EXERCISE – Could you filter the records below down to the lines that include the word "reward"?

INFORMATION SHOWN –
+--

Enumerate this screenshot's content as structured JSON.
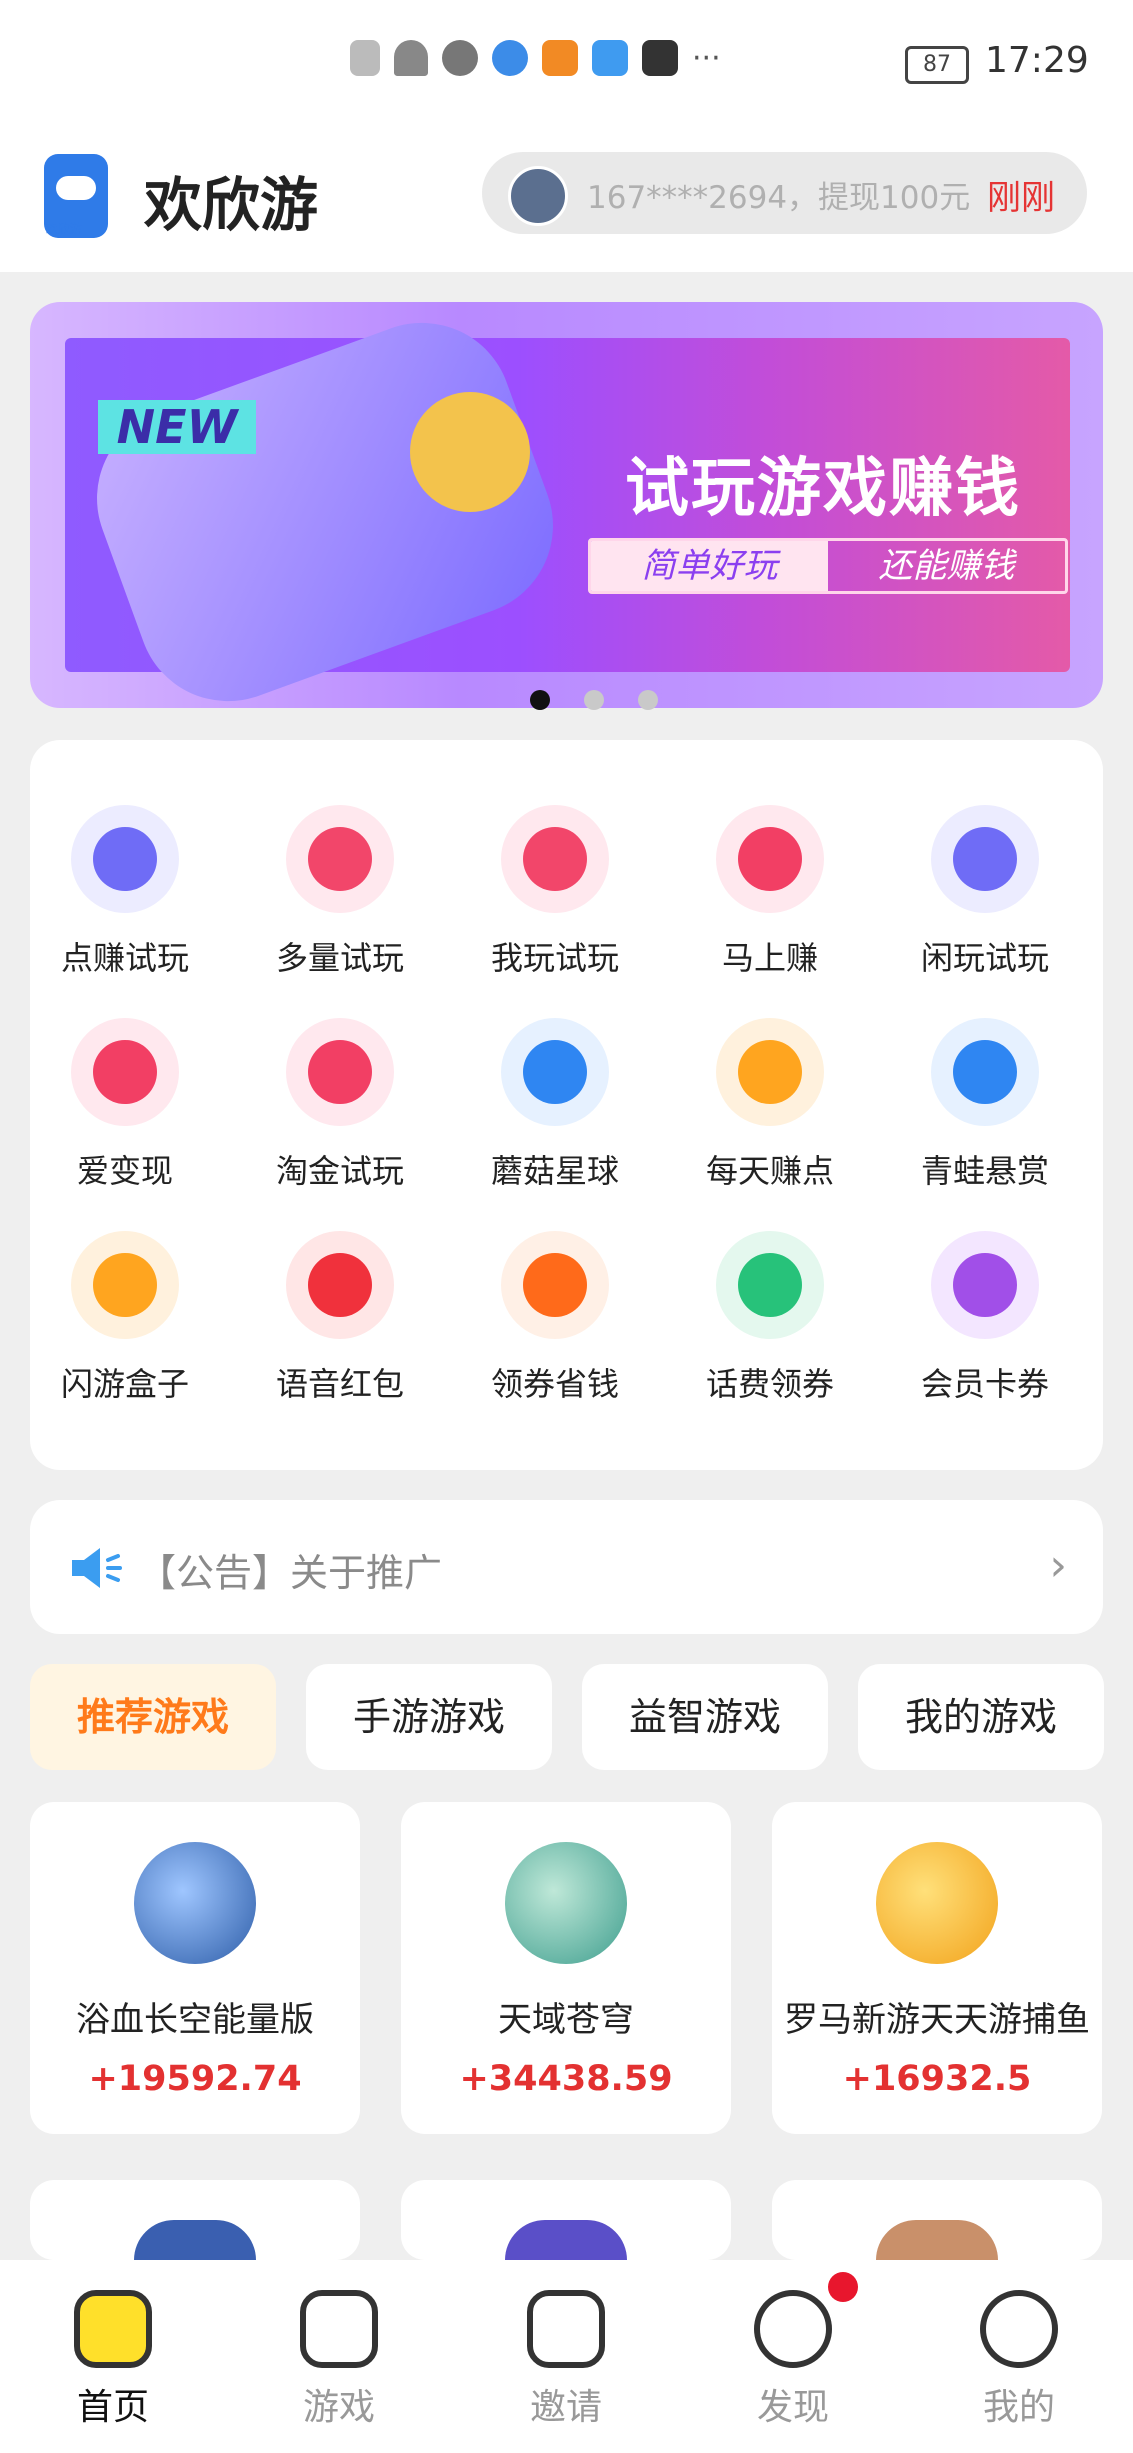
{
  "status": {
    "battery": "87",
    "time": "17:29"
  },
  "header": {
    "app_name": "欢欣游",
    "logo_text": "欢欣游",
    "ticker_text": "167****2694，提现100元",
    "ticker_time": "刚刚"
  },
  "banner": {
    "tag": "NEW",
    "title": "试玩游戏赚钱",
    "pill_left": "简单好玩",
    "pill_right": "还能赚钱",
    "page_count": 3,
    "active_page": 1
  },
  "grid": [
    {
      "label": "点赚试玩",
      "icon": "gamepad-icon",
      "color": "#6f6cf6",
      "bg": "#ececff"
    },
    {
      "label": "多量试玩",
      "icon": "game-controller-icon",
      "color": "#f2466a",
      "bg": "#ffe8ee"
    },
    {
      "label": "我玩试玩",
      "icon": "game-controller-icon",
      "color": "#f2466a",
      "bg": "#ffe8ee"
    },
    {
      "label": "马上赚",
      "icon": "pacman-icon",
      "color": "#f23f64",
      "bg": "#ffe8ee"
    },
    {
      "label": "闲玩试玩",
      "icon": "gamepad-icon",
      "color": "#6f6cf6",
      "bg": "#ececff"
    },
    {
      "label": "爱变现",
      "icon": "pacman-icon",
      "color": "#f23f64",
      "bg": "#ffe8ee"
    },
    {
      "label": "淘金试玩",
      "icon": "pacman-icon",
      "color": "#f23f64",
      "bg": "#ffe8ee"
    },
    {
      "label": "蘑菇星球",
      "icon": "search-bubble-icon",
      "color": "#2f86f2",
      "bg": "#e6f1ff"
    },
    {
      "label": "每天赚点",
      "icon": "money-bag-icon",
      "color": "#ffa51f",
      "bg": "#fff1dd"
    },
    {
      "label": "青蛙悬赏",
      "icon": "document-icon",
      "color": "#2f86f2",
      "bg": "#e6f1ff"
    },
    {
      "label": "闪游盒子",
      "icon": "money-bag-icon",
      "color": "#ffa51f",
      "bg": "#fff1dd"
    },
    {
      "label": "语音红包",
      "icon": "red-envelope-icon",
      "color": "#f0313c",
      "bg": "#ffe6e6"
    },
    {
      "label": "领券省钱",
      "icon": "taobao-icon",
      "color": "#ff6a1a",
      "bg": "#fff0e6"
    },
    {
      "label": "话费领券",
      "icon": "receipt-icon",
      "color": "#27c27a",
      "bg": "#e4f8ee"
    },
    {
      "label": "会员卡券",
      "icon": "diamond-icon",
      "color": "#a14fe8",
      "bg": "#f3e6ff"
    }
  ],
  "notice": {
    "text": "【公告】关于推广",
    "arrow": "›"
  },
  "tabs": [
    {
      "label": "推荐游戏",
      "active": true
    },
    {
      "label": "手游游戏",
      "active": false
    },
    {
      "label": "益智游戏",
      "active": false
    },
    {
      "label": "我的游戏",
      "active": false
    }
  ],
  "games": [
    {
      "name": "浴血长空能量版",
      "reward": "+19592.74",
      "color": "#2d5da8"
    },
    {
      "name": "天域苍穹",
      "reward": "+34438.59",
      "color": "#3e9e8e"
    },
    {
      "name": "罗马新游天天游捕鱼",
      "reward": "+16932.5",
      "color": "#f2a21a"
    }
  ],
  "nav": [
    {
      "label": "首页",
      "icon": "home-icon",
      "active": true
    },
    {
      "label": "游戏",
      "icon": "game-icon",
      "active": false
    },
    {
      "label": "邀请",
      "icon": "invite-icon",
      "active": false
    },
    {
      "label": "发现",
      "icon": "discover-icon",
      "active": false
    },
    {
      "label": "我的",
      "icon": "profile-icon",
      "active": false
    }
  ]
}
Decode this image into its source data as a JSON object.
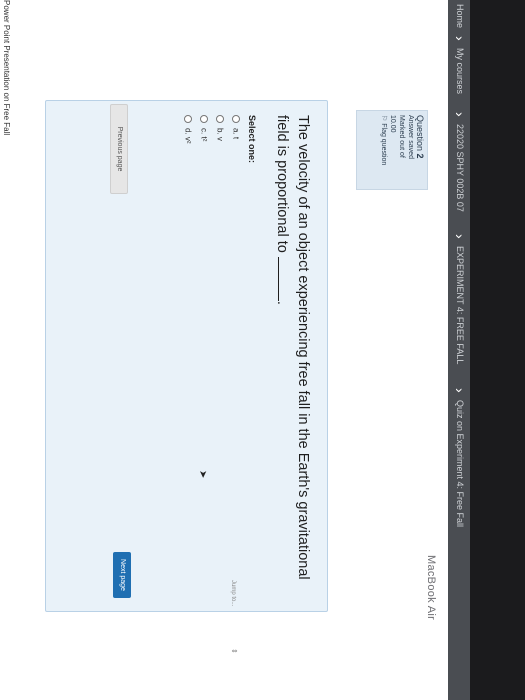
{
  "breadcrumb": {
    "items": [
      "Home",
      "My courses",
      "22020 SPHY 002B 07",
      "EXPERIMENT 4: FREE FALL",
      "Quiz on Experiment 4: Free Fall"
    ]
  },
  "question_info": {
    "label": "Question",
    "number": "2",
    "status": "Answer saved",
    "marked_out_of_label": "Marked out of",
    "marked_out_of": "10.00",
    "flag": "Flag question"
  },
  "question": {
    "text_before": "The velocity of an object experiencing free fall in the Earth's gravitational field is proportional to",
    "text_after": ".",
    "select_label": "Select one:",
    "options": [
      {
        "letter": "a.",
        "value": "t"
      },
      {
        "letter": "b.",
        "value": "v"
      },
      {
        "letter": "c.",
        "value": "t²"
      },
      {
        "letter": "d.",
        "value": "v²"
      }
    ]
  },
  "navigation": {
    "previous": "Previous page",
    "next": "Next page",
    "jump_to": "Jump to..."
  },
  "bottom_link": "Power Point Presentation on Free Fall",
  "device_brand": "MacBook Air",
  "colors": {
    "info_bg": "#dde8f2",
    "card_bg": "#e9f2f9",
    "next_button": "#1f6fb2",
    "breadcrumb_bar": "#4a4d52"
  }
}
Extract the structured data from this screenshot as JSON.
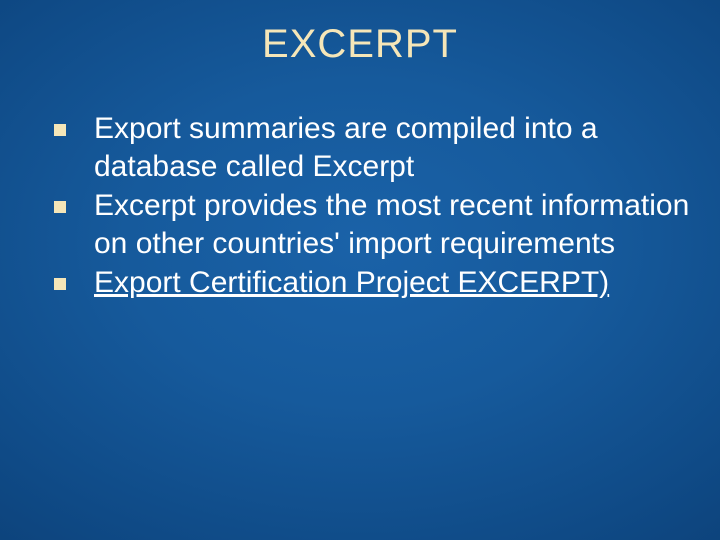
{
  "title": "EXCERPT",
  "bullets": [
    {
      "text": "Export summaries are compiled into a database called Excerpt",
      "link": false
    },
    {
      "text": "Excerpt provides the most recent information on other countries' import requirements",
      "link": false
    },
    {
      "text": "Export Certification Project EXCERPT)",
      "link": true
    }
  ]
}
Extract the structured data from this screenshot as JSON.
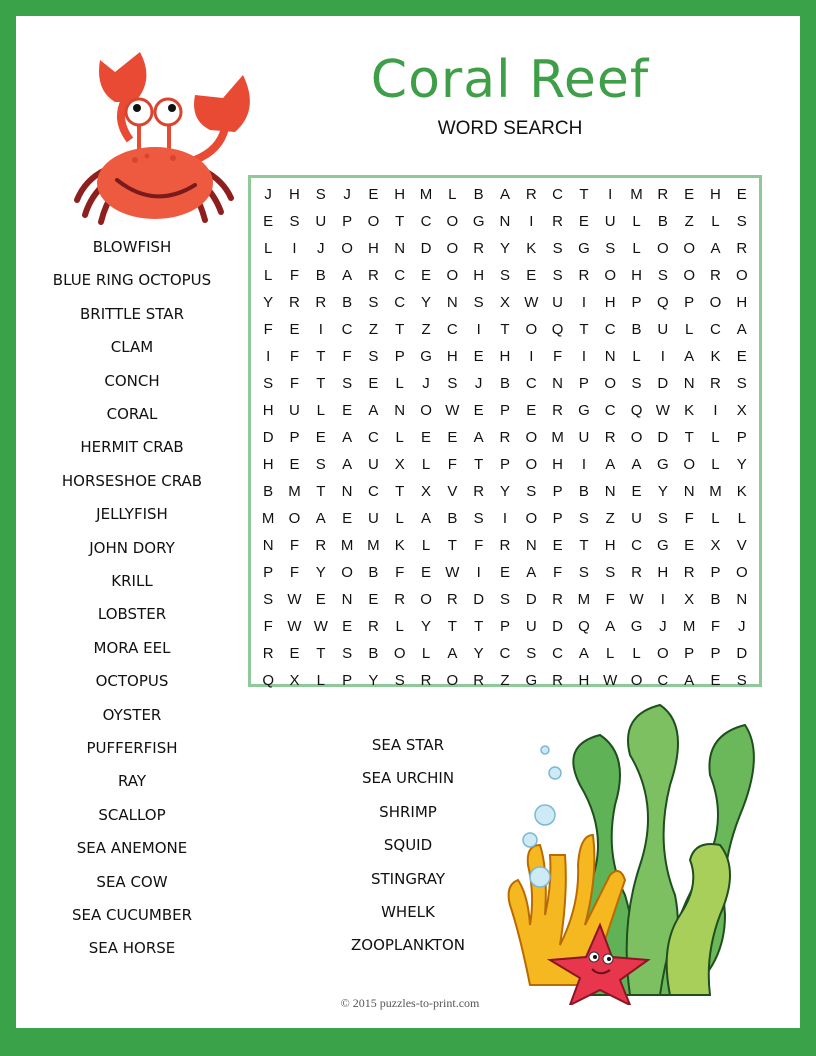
{
  "header": {
    "title": "Coral Reef",
    "subtitle": "WORD SEARCH"
  },
  "colors": {
    "border": "#3aa34a",
    "title": "#3f9f48",
    "grid_border": "#8fc99a"
  },
  "grid": {
    "rows": [
      [
        "J",
        "H",
        "S",
        "J",
        "E",
        "H",
        "M",
        "L",
        "B",
        "A",
        "R",
        "C",
        "T",
        "I",
        "M",
        "R",
        "E",
        "H",
        "E"
      ],
      [
        "E",
        "S",
        "U",
        "P",
        "O",
        "T",
        "C",
        "O",
        "G",
        "N",
        "I",
        "R",
        "E",
        "U",
        "L",
        "B",
        "Z",
        "L",
        "S"
      ],
      [
        "L",
        "I",
        "J",
        "O",
        "H",
        "N",
        "D",
        "O",
        "R",
        "Y",
        "K",
        "S",
        "G",
        "S",
        "L",
        "O",
        "O",
        "A",
        "R"
      ],
      [
        "L",
        "F",
        "B",
        "A",
        "R",
        "C",
        "E",
        "O",
        "H",
        "S",
        "E",
        "S",
        "R",
        "O",
        "H",
        "S",
        "O",
        "R",
        "O"
      ],
      [
        "Y",
        "R",
        "R",
        "B",
        "S",
        "C",
        "Y",
        "N",
        "S",
        "X",
        "W",
        "U",
        "I",
        "H",
        "P",
        "Q",
        "P",
        "O",
        "H"
      ],
      [
        "F",
        "E",
        "I",
        "C",
        "Z",
        "T",
        "Z",
        "C",
        "I",
        "T",
        "O",
        "Q",
        "T",
        "C",
        "B",
        "U",
        "L",
        "C",
        "A"
      ],
      [
        "I",
        "F",
        "T",
        "F",
        "S",
        "P",
        "G",
        "H",
        "E",
        "H",
        "I",
        "F",
        "I",
        "N",
        "L",
        "I",
        "A",
        "K",
        "E"
      ],
      [
        "S",
        "F",
        "T",
        "S",
        "E",
        "L",
        "J",
        "S",
        "J",
        "B",
        "C",
        "N",
        "P",
        "O",
        "S",
        "D",
        "N",
        "R",
        "S"
      ],
      [
        "H",
        "U",
        "L",
        "E",
        "A",
        "N",
        "O",
        "W",
        "E",
        "P",
        "E",
        "R",
        "G",
        "C",
        "Q",
        "W",
        "K",
        "I",
        "X"
      ],
      [
        "D",
        "P",
        "E",
        "A",
        "C",
        "L",
        "E",
        "E",
        "A",
        "R",
        "O",
        "M",
        "U",
        "R",
        "O",
        "D",
        "T",
        "L",
        "P"
      ],
      [
        "H",
        "E",
        "S",
        "A",
        "U",
        "X",
        "L",
        "F",
        "T",
        "P",
        "O",
        "H",
        "I",
        "A",
        "A",
        "G",
        "O",
        "L",
        "Y"
      ],
      [
        "B",
        "M",
        "T",
        "N",
        "C",
        "T",
        "X",
        "V",
        "R",
        "Y",
        "S",
        "P",
        "B",
        "N",
        "E",
        "Y",
        "N",
        "M",
        "K"
      ],
      [
        "M",
        "O",
        "A",
        "E",
        "U",
        "L",
        "A",
        "B",
        "S",
        "I",
        "O",
        "P",
        "S",
        "Z",
        "U",
        "S",
        "F",
        "L",
        "L"
      ],
      [
        "N",
        "F",
        "R",
        "M",
        "M",
        "K",
        "L",
        "T",
        "F",
        "R",
        "N",
        "E",
        "T",
        "H",
        "C",
        "G",
        "E",
        "X",
        "V"
      ],
      [
        "P",
        "F",
        "Y",
        "O",
        "B",
        "F",
        "E",
        "W",
        "I",
        "E",
        "A",
        "F",
        "S",
        "S",
        "R",
        "H",
        "R",
        "P",
        "O"
      ],
      [
        "S",
        "W",
        "E",
        "N",
        "E",
        "R",
        "O",
        "R",
        "D",
        "S",
        "D",
        "R",
        "M",
        "F",
        "W",
        "I",
        "X",
        "B",
        "N"
      ],
      [
        "F",
        "W",
        "W",
        "E",
        "R",
        "L",
        "Y",
        "T",
        "T",
        "P",
        "U",
        "D",
        "Q",
        "A",
        "G",
        "J",
        "M",
        "F",
        "J"
      ],
      [
        "R",
        "E",
        "T",
        "S",
        "B",
        "O",
        "L",
        "A",
        "Y",
        "C",
        "S",
        "C",
        "A",
        "L",
        "L",
        "O",
        "P",
        "P",
        "D"
      ],
      [
        "Q",
        "X",
        "L",
        "P",
        "Y",
        "S",
        "R",
        "O",
        "R",
        "Z",
        "G",
        "R",
        "H",
        "W",
        "O",
        "C",
        "A",
        "E",
        "S"
      ]
    ]
  },
  "word_list": {
    "column1": [
      "BLOWFISH",
      "BLUE RING OCTOPUS",
      "BRITTLE STAR",
      "CLAM",
      "CONCH",
      "CORAL",
      "HERMIT CRAB",
      "HORSESHOE CRAB",
      "JELLYFISH",
      "JOHN DORY",
      "KRILL",
      "LOBSTER",
      "MORA EEL",
      "OCTOPUS",
      "OYSTER",
      "PUFFERFISH",
      "RAY",
      "SCALLOP",
      "SEA ANEMONE",
      "SEA COW",
      "SEA CUCUMBER",
      "SEA HORSE"
    ],
    "column2": [
      "SEA STAR",
      "SEA URCHIN",
      "SHRIMP",
      "SQUID",
      "STINGRAY",
      "WHELK",
      "ZOOPLANKTON"
    ]
  },
  "illustrations": {
    "top_left": "crab-illustration",
    "bottom_right": "seaweed-coral-starfish-illustration"
  },
  "footer": {
    "copyright": "© 2015 puzzles-to-print.com"
  }
}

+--

RESPONSE –
      "reward": "+19592.74",
      "reward": "+34438.59",
      "reward": "+16932.5",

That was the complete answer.